Recorded information:
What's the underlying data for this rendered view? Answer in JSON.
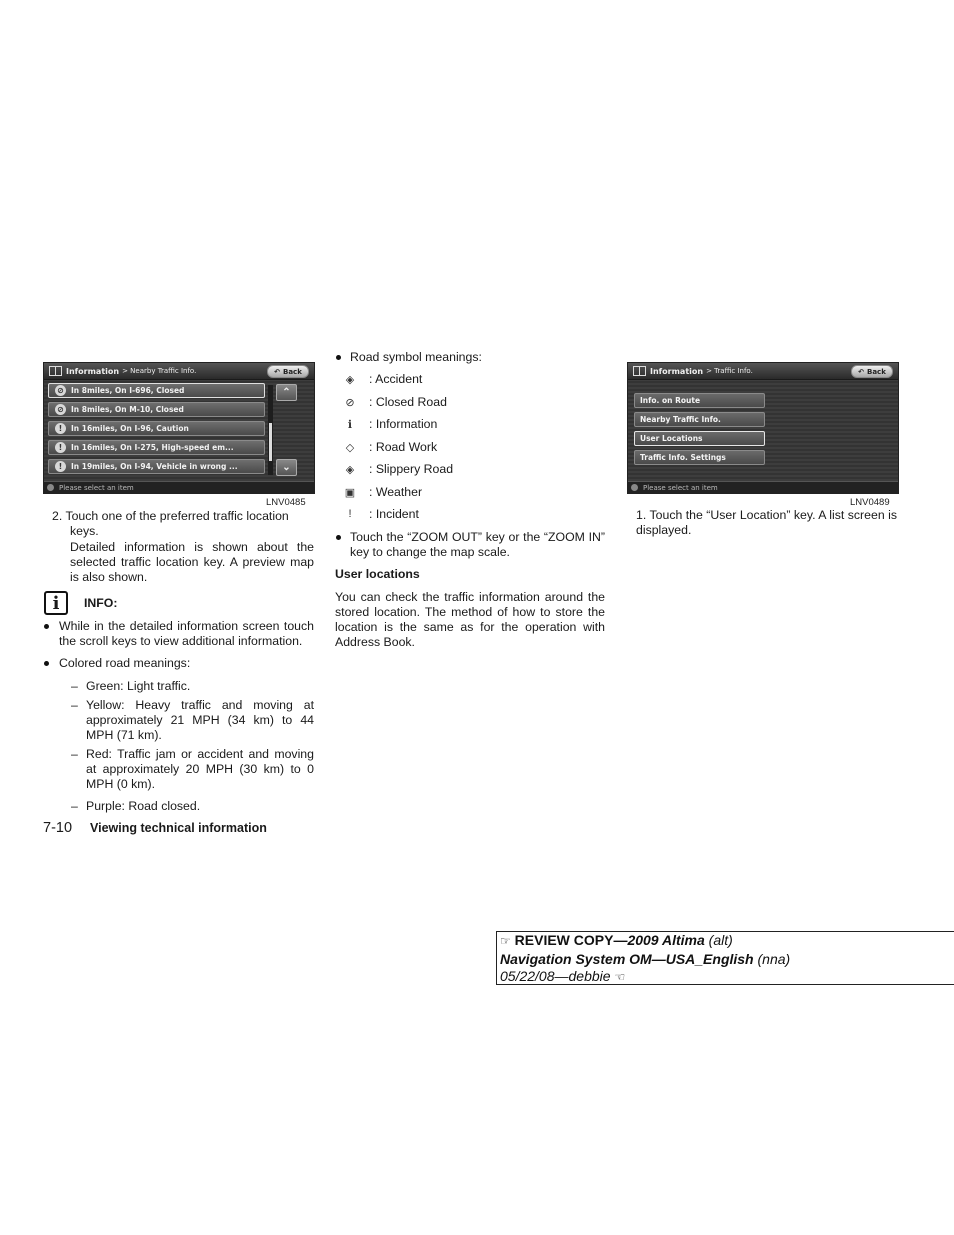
{
  "figures": {
    "left": {
      "header_title": "Information",
      "header_crumb": "> Nearby Traffic Info.",
      "back_label": "Back",
      "items": [
        {
          "label": "In 8miles, On I-696, Closed",
          "icon": "closed-road-icon",
          "glyph": "⊘"
        },
        {
          "label": "In 8miles, On M-10, Closed",
          "icon": "closed-road-icon",
          "glyph": "⊘"
        },
        {
          "label": "In 16miles, On I-96, Caution",
          "icon": "incident-icon",
          "glyph": "!"
        },
        {
          "label": "In 16miles, On I-275, High-speed em...",
          "icon": "incident-icon",
          "glyph": "!"
        },
        {
          "label": "In 19miles, On I-94, Vehicle in wrong ...",
          "icon": "incident-icon",
          "glyph": "!"
        }
      ],
      "scroll_up": "⌃",
      "scroll_down": "⌄",
      "footer": "Please select an item",
      "label": "LNV0485"
    },
    "right": {
      "header_title": "Information",
      "header_crumb": "> Traffic Info.",
      "back_label": "Back",
      "items": [
        {
          "label": "Info. on Route"
        },
        {
          "label": "Nearby Traffic Info."
        },
        {
          "label": "User Locations"
        },
        {
          "label": "Traffic Info. Settings"
        }
      ],
      "footer": "Please select an item",
      "label": "LNV0489"
    }
  },
  "col1": {
    "step2_line1": "2.  Touch one of the preferred traffic location",
    "step2_line2": "keys.",
    "step2_detail": "Detailed information is shown about the selected traffic location key. A preview map is also shown.",
    "info_heading": "INFO:",
    "bullet1": "While in the detailed information screen touch the scroll keys to view additional information.",
    "bullet2": "Colored road meanings:",
    "colors": [
      "Green: Light traffic.",
      "Yellow: Heavy traffic and moving at approximately 21 MPH (34 km) to 44 MPH (71 km).",
      "Red: Traffic jam or accident and moving at approximately 20 MPH (30 km) to 0 MPH (0 km).",
      "Purple: Road closed."
    ],
    "dash": "–"
  },
  "col2": {
    "bullet_symbols": "Road symbol meanings:",
    "symbols": [
      {
        "name": "accident-icon",
        "glyph": "◈",
        "label": ": Accident"
      },
      {
        "name": "closed-road-icon",
        "glyph": "⊘",
        "label": ": Closed Road"
      },
      {
        "name": "information-icon",
        "glyph": "ℹ",
        "label": ": Information"
      },
      {
        "name": "road-work-icon",
        "glyph": "◇",
        "label": ": Road Work"
      },
      {
        "name": "slippery-road-icon",
        "glyph": "◈",
        "label": ": Slippery Road"
      },
      {
        "name": "weather-icon",
        "glyph": "▣",
        "label": ": Weather"
      },
      {
        "name": "incident-icon",
        "glyph": "!",
        "label": ": Incident"
      }
    ],
    "bullet_zoom": "Touch the “ZOOM OUT” key or the “ZOOM IN” key to change the map scale.",
    "heading": "User locations",
    "paragraph": "You can check the traffic information around the stored location. The method of how to store the location is the same as for the operation with Address Book."
  },
  "col3": {
    "step1": "1.  Touch the “User Location” key. A list screen is displayed."
  },
  "footer": {
    "page_number": "7-10",
    "section": "Viewing technical information"
  },
  "review": {
    "line1_bold": "REVIEW COPY—",
    "line1_italic_bold": "2009 Altima",
    "line1_italic": " (alt)",
    "line2_bold": "Navigation System OM—USA_English",
    "line2_italic": " (nna)",
    "line3": "05/22/08—debbie",
    "hand_right": "☞",
    "hand_left": "☜"
  }
}
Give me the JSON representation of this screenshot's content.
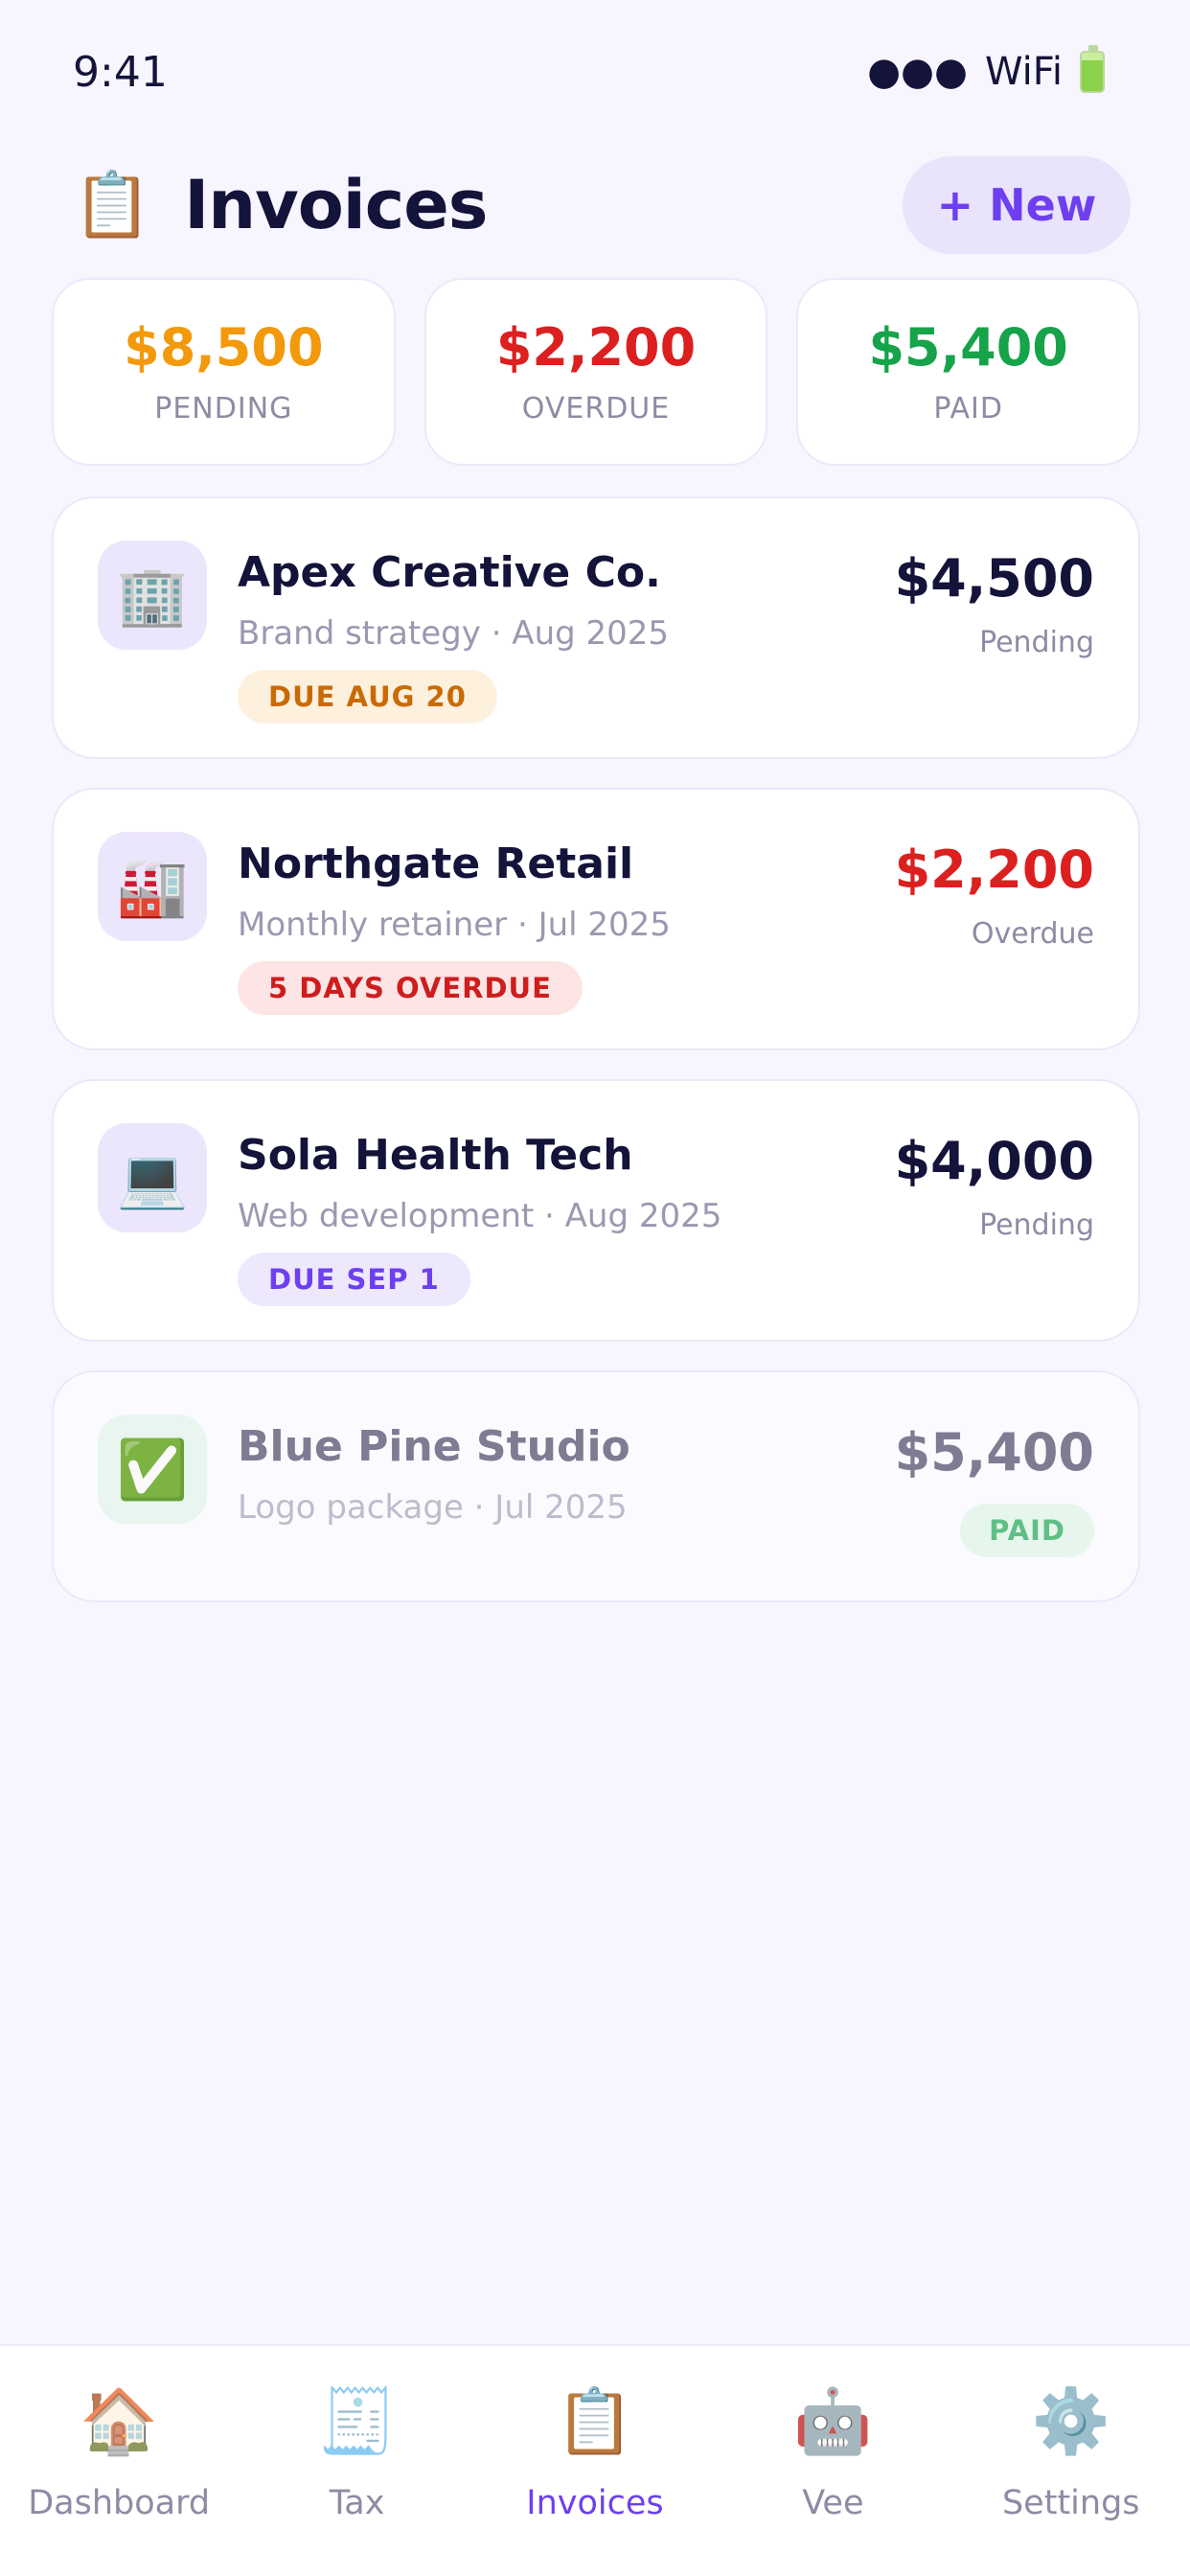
{
  "status_bar": {
    "time": "9:41",
    "signal": "●●●",
    "wifi": "WiFi"
  },
  "header": {
    "icon": "📋",
    "title": "Invoices",
    "new_button": "+ New"
  },
  "summary": [
    {
      "amount": "$8,500",
      "label": "PENDING",
      "color": "#f2990c"
    },
    {
      "amount": "$2,200",
      "label": "OVERDUE",
      "color": "#dc1f1f"
    },
    {
      "amount": "$5,400",
      "label": "PAID",
      "color": "#16a34a"
    }
  ],
  "invoices": [
    {
      "icon": "🏢",
      "client": "Apex Creative Co.",
      "description": "Brand strategy · Aug 2025",
      "badge": "DUE AUG 20",
      "amount": "$4,500",
      "status": "Pending",
      "amount_color": "#14133a"
    },
    {
      "icon": "🏭",
      "client": "Northgate Retail",
      "description": "Monthly retainer · Jul 2025",
      "badge": "5 DAYS OVERDUE",
      "amount": "$2,200",
      "status": "Overdue",
      "amount_color": "#dc1f1f"
    },
    {
      "icon": "💻",
      "client": "Sola Health Tech",
      "description": "Web development · Aug 2025",
      "badge": "DUE SEP 1",
      "amount": "$4,000",
      "status": "Pending",
      "amount_color": "#14133a"
    },
    {
      "icon": "✅",
      "client": "Blue Pine Studio",
      "description": "Logo package · Jul 2025",
      "amount": "$5,400",
      "paid_badge": "PAID"
    }
  ],
  "nav": [
    {
      "icon": "🏠",
      "label": "Dashboard"
    },
    {
      "icon": "🧾",
      "label": "Tax"
    },
    {
      "icon": "📋",
      "label": "Invoices"
    },
    {
      "icon": "🤖",
      "label": "Vee"
    },
    {
      "icon": "⚙️",
      "label": "Settings"
    }
  ]
}
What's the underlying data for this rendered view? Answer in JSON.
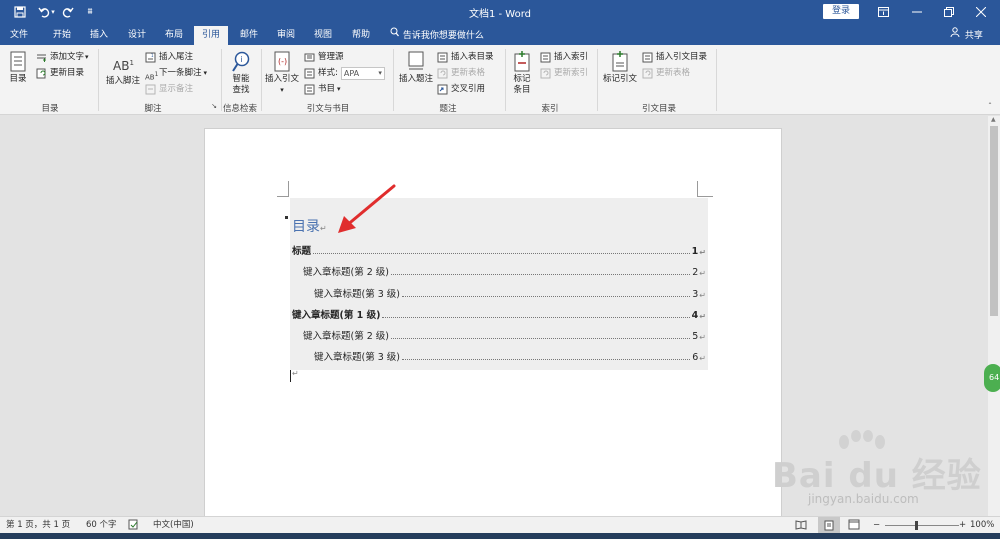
{
  "titlebar": {
    "title": "文档1 - Word",
    "login_label": "登录",
    "icons": [
      "save-icon",
      "undo-icon",
      "redo-icon",
      "customize-qat-icon"
    ]
  },
  "tabs": [
    {
      "label": "文件"
    },
    {
      "label": "开始"
    },
    {
      "label": "插入"
    },
    {
      "label": "设计"
    },
    {
      "label": "布局"
    },
    {
      "label": "引用",
      "active": true
    },
    {
      "label": "邮件"
    },
    {
      "label": "审阅"
    },
    {
      "label": "视图"
    },
    {
      "label": "帮助"
    }
  ],
  "tellme": "告诉我你想要做什么",
  "share_label": "共享",
  "ribbon": {
    "toc_group": {
      "big_label": "目录",
      "add_text": "添加文字",
      "update_toc": "更新目录",
      "group_label": "目录"
    },
    "footnote_group": {
      "insert_footnote": "插入脚注",
      "insert_endnote": "插入尾注",
      "next_footnote": "下一条脚注",
      "show_notes": "显示备注",
      "group_label": "脚注"
    },
    "research_group": {
      "smart_lookup_1": "智能",
      "smart_lookup_2": "查找",
      "group_label": "信息检索"
    },
    "citation_group": {
      "insert_citation": "插入引文",
      "manage_sources": "管理源",
      "style_label": "样式:",
      "style_value": "APA",
      "bibliography": "书目",
      "group_label": "引文与书目"
    },
    "caption_group": {
      "insert_caption": "插入题注",
      "insert_tof": "插入表目录",
      "update_table": "更新表格",
      "cross_ref": "交叉引用",
      "group_label": "题注"
    },
    "index_group": {
      "mark_entry_1": "标记",
      "mark_entry_2": "条目",
      "insert_index": "插入索引",
      "update_index": "更新索引",
      "group_label": "索引"
    },
    "toa_group": {
      "mark_citation": "标记引文",
      "insert_toa": "插入引文目录",
      "update_toa": "更新表格",
      "group_label": "引文目录"
    }
  },
  "document": {
    "toc_heading": "目录",
    "toc_entries": [
      {
        "text": "标题",
        "page": "1",
        "level": 1
      },
      {
        "text": "键入章标题(第 2 级)",
        "page": "2",
        "level": 2
      },
      {
        "text": "键入章标题(第 3 级)",
        "page": "3",
        "level": 3
      },
      {
        "text": "键入章标题(第 1 级)",
        "page": "4",
        "level": 1
      },
      {
        "text": "键入章标题(第 2 级)",
        "page": "5",
        "level": 2
      },
      {
        "text": "键入章标题(第 3 级)",
        "page": "6",
        "level": 3
      }
    ]
  },
  "statusbar": {
    "page_info": "第 1 页，共 1 页",
    "word_count": "60 个字",
    "language": "中文(中国)",
    "zoom": "100%"
  },
  "side_badge": "64",
  "watermark": {
    "main": "Bai du 经验",
    "sub": "jingyan.baidu.com"
  },
  "colors": {
    "titlebar": "#2b579a",
    "ribbon": "#f3f3f3",
    "toc_heading": "#4a72b0",
    "annotation_arrow": "#e02d2d"
  }
}
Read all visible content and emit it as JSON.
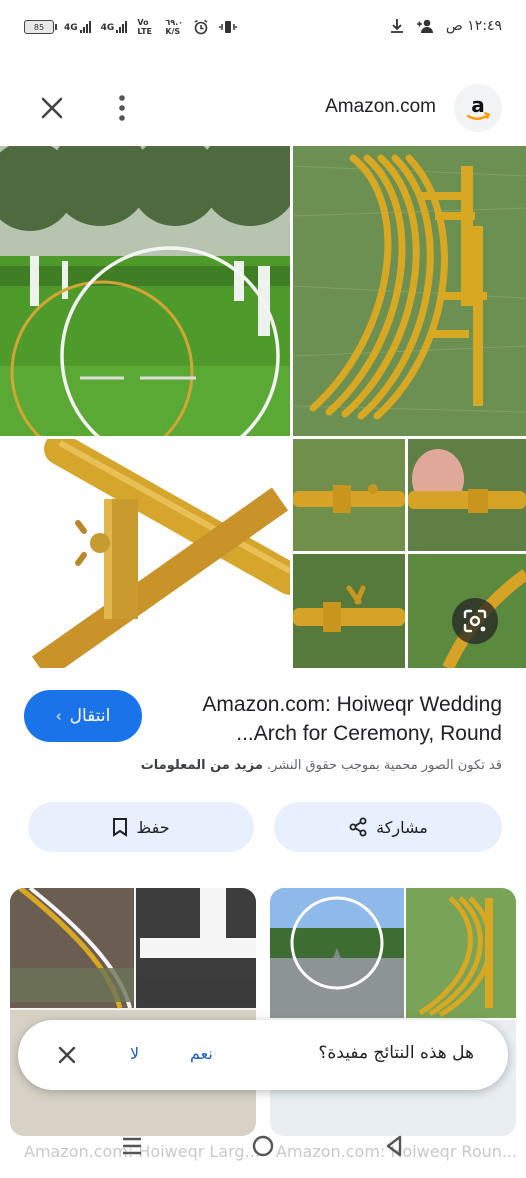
{
  "status": {
    "battery": "85",
    "net1": "4G",
    "net2": "4G",
    "volte": "Vo LTE",
    "speed": "٦٩.٠ K/S",
    "time": "١٢:٤٩ ص"
  },
  "header": {
    "site_name": "Amazon.com",
    "logo_letter": "a"
  },
  "result": {
    "title": "Amazon.com: Hoiweqr Wedding Arch for Ceremony, Round...",
    "title_line1": "Amazon.com: Hoiweqr Wedding",
    "title_line2": "...Arch for Ceremony, Round",
    "goto_label": "انتقال",
    "copyright_text": "قد تكون الصور محمية بموجب حقوق النشر.",
    "more_info": "مزيد من المعلومات",
    "save_label": "حفظ",
    "share_label": "مشاركة"
  },
  "related": [
    {
      "caption": "Amazon.com: Hoiweqr Roun..."
    },
    {
      "caption": "Amazon.com: Hoiweqr Larg..."
    }
  ],
  "feedback": {
    "question": "هل هذه النتائج مفيدة؟",
    "yes": "نعم",
    "no": "لا"
  },
  "icons": {
    "close": "close-icon",
    "more": "more-vert-icon",
    "lens": "lens-icon",
    "share": "share-icon",
    "bookmark": "bookmark-icon"
  },
  "colors": {
    "accent": "#1a73e8",
    "tonal_button": "#e8f0fe",
    "gold": "#d4a017",
    "grass": "#4e8f2e"
  }
}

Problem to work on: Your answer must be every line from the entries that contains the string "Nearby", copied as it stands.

Exercise output:
      "header_crumb": "> Nearby Traffic Info.",
          "label": "Nearby Traffic Info."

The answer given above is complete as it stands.